1 (US), meter
1. a metric unit of length equal to approximately 1.094 yards
2. the basic SI unit of length; the length of the path travelled by light in free space during a time interval of 1/299 792 458 of a second. In 1983 this definition replaced the previous one based on krypton-86, which in turn had replaced the definition based on the platinum-iridium metre bar kept in Paris FORMULA

metre

2 (US), meter
1. Prosody the rhythmic arrangement of syllables in verse, usually according to the number and kind of feet in a line
2. Music another word (esp US) for time

meter, metre (m)

The International Standard unit of length; equal to 39.37 inches.

metre

(unit)
(US "meter") The fundamental SI unit of length.

From 1889 to 1960, the metre was defined to be the distance between two scratches in a platinum-iridium bar kept in the vault beside the Standard Kilogram at the International Bureau of Weights and Measures near Paris.

This replaced an earlier definition as 10^-7 times the distance between the North Pole and the Equator along a meridian through Paris; unfortunately, this had been based on an inexact value of the circumference of the Earth.

From 1960 to 1984 it was defined to be 1650763.73 wavelengths of the orange-red line of krypton-86 propagating in a vacuum.

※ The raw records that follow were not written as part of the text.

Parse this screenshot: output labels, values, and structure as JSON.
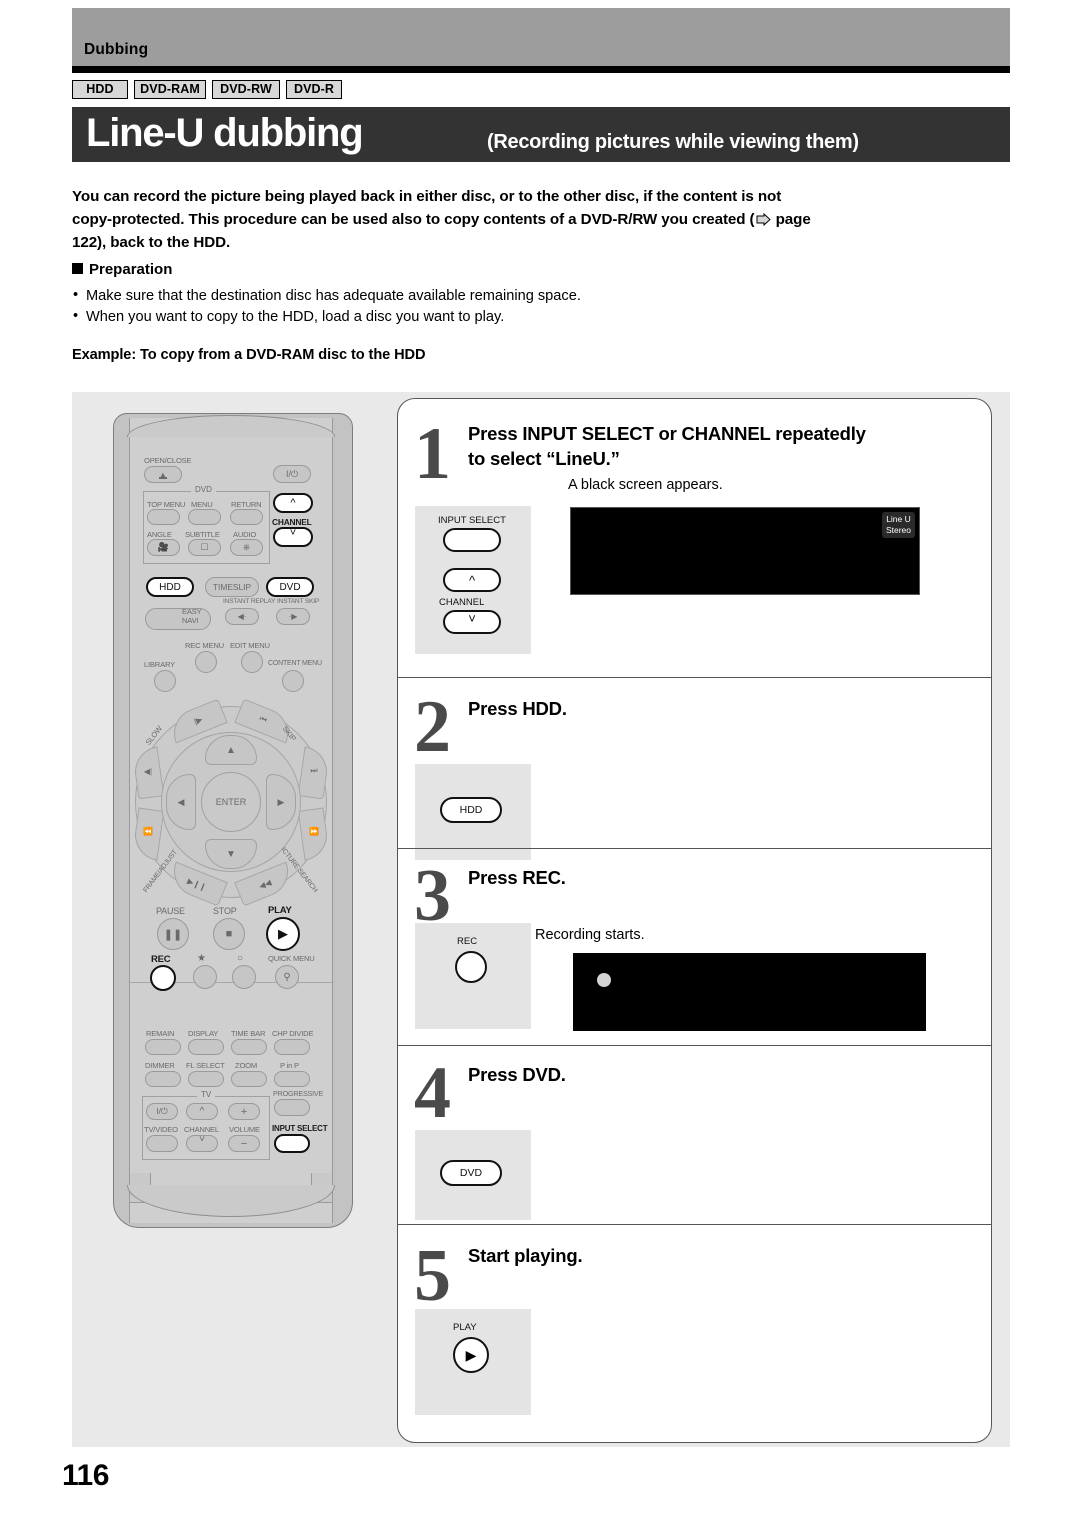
{
  "header": {
    "section_label": "Dubbing",
    "disc_tags": [
      "HDD",
      "DVD-RAM",
      "DVD-RW",
      "DVD-R"
    ],
    "title_main": "Line-U dubbing",
    "title_sub": "(Recording pictures while viewing them)"
  },
  "intro": {
    "line1": "You can record the picture being played back in either disc, or to the other disc, if the content is not",
    "line2a": "copy-protected. This procedure can be used also to copy contents of a DVD-R/RW you created (",
    "line2b": " page",
    "line3": "122), back to the HDD.",
    "preparation_heading": "Preparation",
    "bullets": [
      "Make sure that the destination disc has adequate available remaining space.",
      "When you want to copy to the HDD, load a disc you want to play."
    ],
    "example": "Example: To copy from a DVD-RAM disc to the HDD"
  },
  "remote": {
    "labels": {
      "open_close": "OPEN/CLOSE",
      "power": "I/⏻",
      "dvd_group": "DVD",
      "top_menu": "TOP MENU",
      "menu": "MENU",
      "return": "RETURN",
      "angle": "ANGLE",
      "subtitle": "SUBTITLE",
      "audio": "AUDIO",
      "channel": "CHANNEL",
      "hdd": "HDD",
      "timeslip": "TIMESLIP",
      "dvd": "DVD",
      "easy_navi": "EASY\nNAVI",
      "instant_replay": "INSTANT REPLAY",
      "instant_skip": "INSTANT SKIP",
      "rec_menu": "REC MENU",
      "edit_menu": "EDIT MENU",
      "library": "LIBRARY",
      "content_menu": "CONTENT MENU",
      "slow": "SLOW",
      "skip": "SKIP",
      "frame_adjust": "FRAME/ADJUST",
      "picture_search": "PICTURE SEARCH",
      "enter": "ENTER",
      "pause": "PAUSE",
      "stop": "STOP",
      "play": "PLAY",
      "rec": "REC",
      "quick_menu": "QUICK MENU",
      "remain": "REMAIN",
      "display": "DISPLAY",
      "time_bar": "TIME BAR",
      "chp_divide": "CHP DIVIDE",
      "dimmer": "DIMMER",
      "fl_select": "FL SELECT",
      "zoom": "ZOOM",
      "p_in_p": "P in P",
      "tv_group": "TV",
      "progressive": "PROGRESSIVE",
      "tv_video": "TV/VIDEO",
      "tv_channel": "CHANNEL",
      "volume": "VOLUME",
      "input_select": "INPUT SELECT"
    }
  },
  "steps": [
    {
      "number": "1",
      "title_line1": "Press INPUT SELECT or CHANNEL repeatedly",
      "title_line2": "to select “LineU.”",
      "note": "A black screen appears.",
      "key_top_label": "INPUT SELECT",
      "key_bottom_label": "CHANNEL",
      "osd_line1": "Line U",
      "osd_line2": "Stereo"
    },
    {
      "number": "2",
      "title_line1": "Press HDD.",
      "key_label": "HDD"
    },
    {
      "number": "3",
      "title_line1": "Press REC.",
      "note": "Recording starts.",
      "key_label": "REC"
    },
    {
      "number": "4",
      "title_line1": "Press DVD.",
      "key_label": "DVD"
    },
    {
      "number": "5",
      "title_line1": "Start playing.",
      "key_label": "PLAY"
    }
  ],
  "footer": {
    "page_number": "116"
  },
  "colors": {
    "header_band": "#9d9d9d",
    "title_bar": "#333333",
    "panel_bg": "#e9e9e9",
    "key_box": "#e4e4e4",
    "step_number": "#4a4a4a"
  }
}
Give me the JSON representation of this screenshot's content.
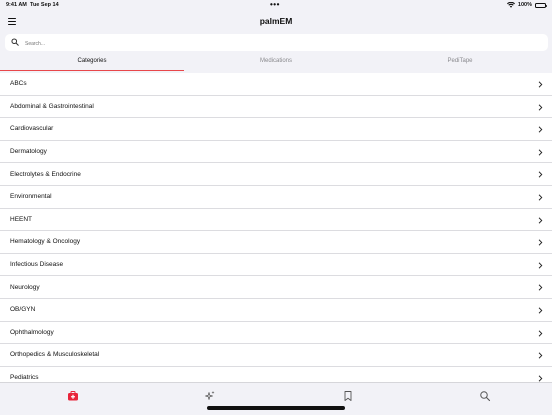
{
  "status": {
    "time": "9:41 AM",
    "date": "Tue Sep 14",
    "battery": "100%"
  },
  "nav": {
    "title": "palmEM"
  },
  "search": {
    "placeholder": "Search..."
  },
  "tabs": [
    {
      "label": "Categories",
      "active": true
    },
    {
      "label": "Medications",
      "active": false
    },
    {
      "label": "PediTape",
      "active": false
    }
  ],
  "categories": [
    "ABCs",
    "Abdominal & Gastrointestinal",
    "Cardiovascular",
    "Dermatology",
    "Electrolytes & Endocrine",
    "Environmental",
    "HEENT",
    "Hematology & Oncology",
    "Infectious Disease",
    "Neurology",
    "OB/GYN",
    "Ophthalmology",
    "Orthopedics & Musculoskeletal",
    "Pediatrics"
  ],
  "bottom_tabs": [
    {
      "icon": "medical-kit-icon",
      "color": "#e8243a",
      "selected": true
    },
    {
      "icon": "sparkles-icon",
      "color": "#555555",
      "selected": false
    },
    {
      "icon": "bookmark-icon",
      "color": "#555555",
      "selected": false
    },
    {
      "icon": "search-icon",
      "color": "#555555",
      "selected": false
    }
  ],
  "colors": {
    "accent": "#e8474a",
    "background": "#f2f2f7"
  }
}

It is now defined as the length of the path traveled by light in a vacuum in the time interval of 1/299,792,458 of a second.
References in periodicals archive ?
Any metrical account of these lines which seeks to determine metrical form solely by looking at these surface characteristics of the text will only mimic the text's rhythm in an unexplanatory way.
Stripped of thematic content and reduced to a peculiarly Scottish metrical form, the song doesn't have a semantic meaning so much as a national identity--it isn't read so much as recognized.
The line containing "Hope" might sound anti-iambic to the point of dropping beneath Symond's "minimum of metrical form," but beneath the strident accents there remains a firm iambic structure.
If "Victoria's Tears" follows an eccentric rhythm, "Crowned and Wedded" returns us to a venerable metrical form.
It seems to me, however, that metrical form needs to be reintroduced to the conversation about Lanier and the political work we might imagine developing from prosodic structures.
But here, too, one may object that his insights - into the way phrases move us through a poem - tend to freeze into categories (movement toward, movement away from, a static moment (not a happy term), and moment of arrival), analytical terms (statement, extension, anticipation, arrival), and a graphic notation of capitalized abbreviations (ANT, ARR, STA, and EXT), to the point where he has students scanning for these phenomena as they scan lines for their metrical form.
What matters in "How They Brought the Good News from Ghent to Aix" is less the content (in fact the good news remains a blank or "X") than the metrical form of its transmission.
Like Hair, but for very different reasons, Fabb concludes that poetry--not just Browning's but metrical poetry generally--exhibits "two kinds of rhythmic, metrical form: the generated metrical form and the inferred metrical form.
The texts vary from strict metrical forms and rhymes of the author's youth, written in the vein of shy Romantic idealism, to the associative free verse of his mature period.
In the introduction to Archaic Style in English Literature, 1590-1674, Lucy Munro issues a challenge of sorts: "in exploring the uses of not only archaic vocabulary but also outmoded grammatical and metrical forms, I attempt .
We continue overwhelmingly to teach poetry composition within the musical accentual-syllabic tradition, believing, as Marjorie Perloff argued at the 2006 Associated Departments of English conference, that in order to write inventively, poetry students need to read more deeply in the literary history of poetry from its beginnings in the Anglo-Saxon alliterative line, through the metrical forms.